“Uh ty,” said the mustache cop. “Bratcami zovyot.”6
The youngest cop, who had been meaningfully cracking his knuckles, suddenly hesitated at the edge of Oscar’s bloodmarked private space. He hovered about two feet from Lunquist, stepping up and drawing down, up and down, gripped by mysterious indecisiveness.
Oscar had no idea what, if anything, was going on. He just knew that something he had said found the right frequency, filled the right slot in the swirling chaos. “Bratsche,” he sobbed, zeroing in on the magic word, the missing tooth somehow making his Schs more authentically German. “Ich spiele Bratsche.”
“Izbili bratcy,”7 nodded the older cop sympathetically. “Mda… Izbili bratcy.”
The youngest cop gave a puzzled snort. “Yopta… zagovoril.”8
“Blya, a shepelyavit-to kak. Vo suka, a?”9 said the mustache cop.
There followed a brief and urgent conference among the three. The older cop shushed the younger one and exchanged a few quiet, almost professional-sounding phrases with the mustached cop. And, after another deafening fermata, the former reached for the key to the cuffs while the latter, in one disgusted motion, lifted from his desk and thrust in front of the sobbing, blood-bubbling Lunquist a red plastic phone that looked like a toy Camaro, with a curly cord tangled into a dreadlock.
By 8:30 a.m. on January 1, 2000 AD, Burt Weiskopf and Yasha Ipschits located the elusive entrance to the precinct in a sideyard off Sadovaya Street, near Voznesensky Boulevard. Weisskopf spoke a little, in upbeat tones, and Yasha translated; then a thin envelope, prepared back at the hotel, surfaced in Weisskopf’s hand and dove into the older cop’s, wave to wave in one smooth dolphinlike arc, and Yasha’s services were no longer needed.
The light outside was sick and sourceless, with a milky-blue tinge. Oscar’s reddened collar took on the hue of Concord jelly. Weisskopf tentatively half-hugged the violist’s soft shivering shoulders, thought of a harassment suit, and withdrew. A private-looking van waited right on the sidewalk; the driver was finishing a short flat cigarette that burned with audible crackle.
“Hey Osc,” said Yasha. “What do you call a violist with two brain cells?”
Lunquist climbed into the van without answering and sat in the back sideways, left cheek to the velour upholstery. The seat smelled of fresh tobacco crumbs.
“Pregnant,” said Yasha, following him inside. “Pregnant. Get it?”

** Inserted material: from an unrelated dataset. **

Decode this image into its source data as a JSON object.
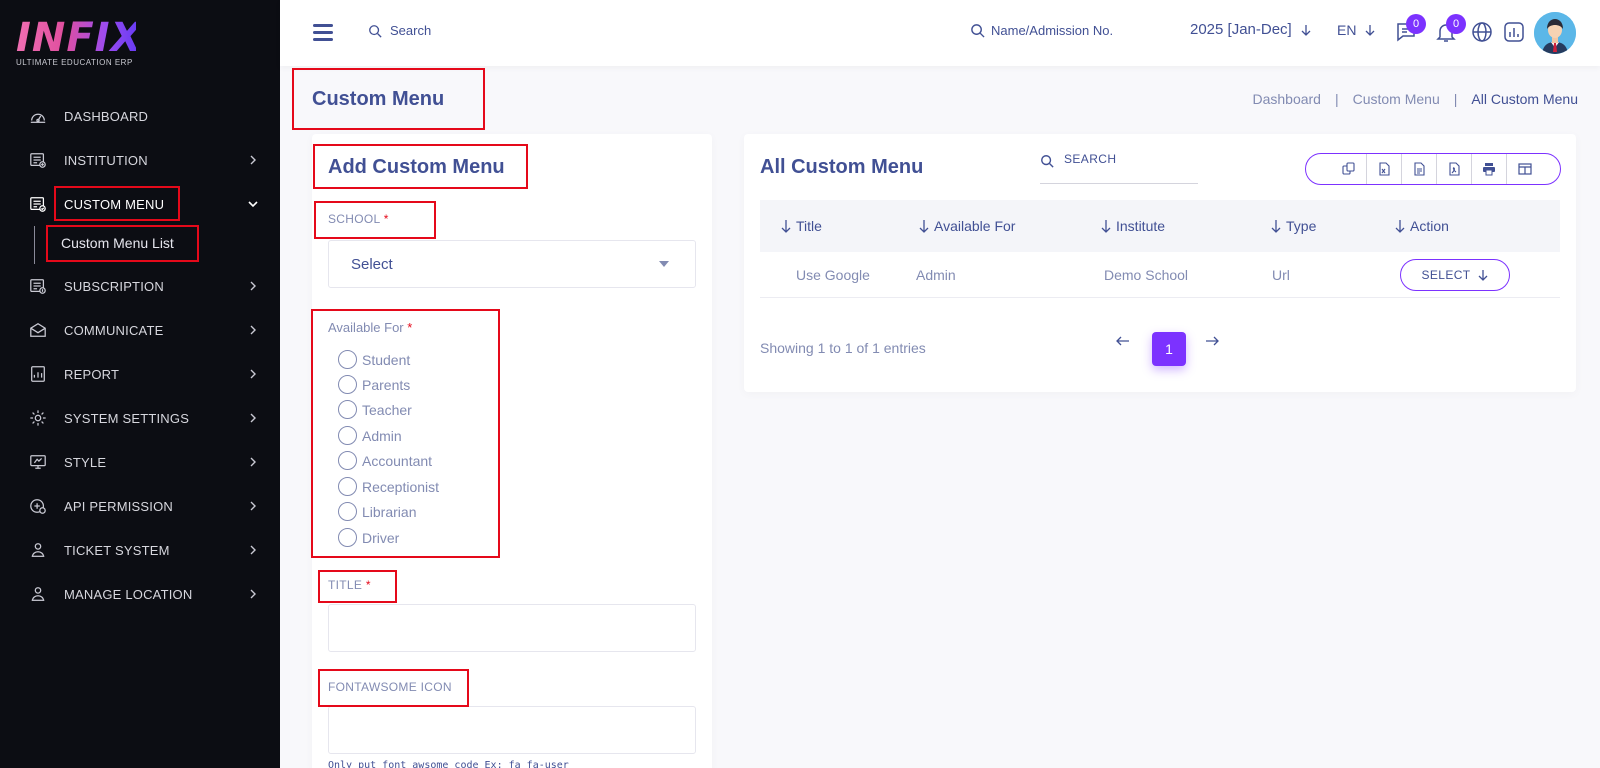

Weisskopf and the driver took their places in the front. The van’s radio, which had been playing a synthesizer version of Vivaldi with a disco beat, issued a series of beeps and went into a news brief. Cashtransaction Yeltsin cashtransaction Putin.

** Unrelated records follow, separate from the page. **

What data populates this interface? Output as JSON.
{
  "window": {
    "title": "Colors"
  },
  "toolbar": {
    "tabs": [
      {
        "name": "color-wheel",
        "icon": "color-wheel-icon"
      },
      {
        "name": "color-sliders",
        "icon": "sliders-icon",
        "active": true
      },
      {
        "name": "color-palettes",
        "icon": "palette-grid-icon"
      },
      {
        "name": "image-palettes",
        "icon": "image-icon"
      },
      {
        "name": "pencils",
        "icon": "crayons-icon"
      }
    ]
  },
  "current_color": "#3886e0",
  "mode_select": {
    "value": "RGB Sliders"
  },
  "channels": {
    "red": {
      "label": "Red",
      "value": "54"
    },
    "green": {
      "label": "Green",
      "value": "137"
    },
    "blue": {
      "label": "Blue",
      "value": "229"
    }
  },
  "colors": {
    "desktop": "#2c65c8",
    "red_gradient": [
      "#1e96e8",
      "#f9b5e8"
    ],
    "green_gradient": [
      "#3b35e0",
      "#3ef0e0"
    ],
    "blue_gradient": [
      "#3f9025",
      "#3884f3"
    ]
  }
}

“Have you seen Olya?” asked Lunquist. His eyes were closing and opening like a fed kitten’s; he didn’t know it at the moment, but for the last two minutes he had, in fact, been asleep.
“All right!” said Weisskopf with desperate pep. “To Radisson, please.”
The driver sucked the last molecule of tar out of his cigarette and ground the fag into the dashboard ashtray. He was a man of at least sixty-five, with rabbity eyes under a plaid golfer’s cap crowned by a cloth button. He had yanked it too far down, pinching his earlobes; his noggin had stretched the cap into a cupola, lifting the edges of the button off the cloth. It looked like a tiny UFO that’s landed on top of a hill.
“Ruddyson,” the driver repeated melancholically, glancing back past the destroyed Lunquist to check for passerby. He turned the ignition key, making a keychain devilkin dance and the whole van shudder and buck, and began to edge into the hungover morning traffic, down Sadovaya, toward Nevsky, steering with his left hand while his right one switched the station from talk to another terrible melody.
- Give him another good one so he stops mewling. [↩]
- Watch and fucking learn [↩]
- Hands in the air! (Ger.) [↩]
- A corruption of “I love you” (Ger) rhymed with “Quit farting around” (Rus) [↩]
- I play viola. Don’t break my hands, please. I play viola. (Ger) [↩]
- Well I’ll be. He’s calling us “brothers” (Rus) [↩]
- Brothers beat me (Rus) [↩]
- Fuck me … he can speak (Rus) [↩]
- Shit, listen to him lisp. Son of a bitch (Rus) [↩]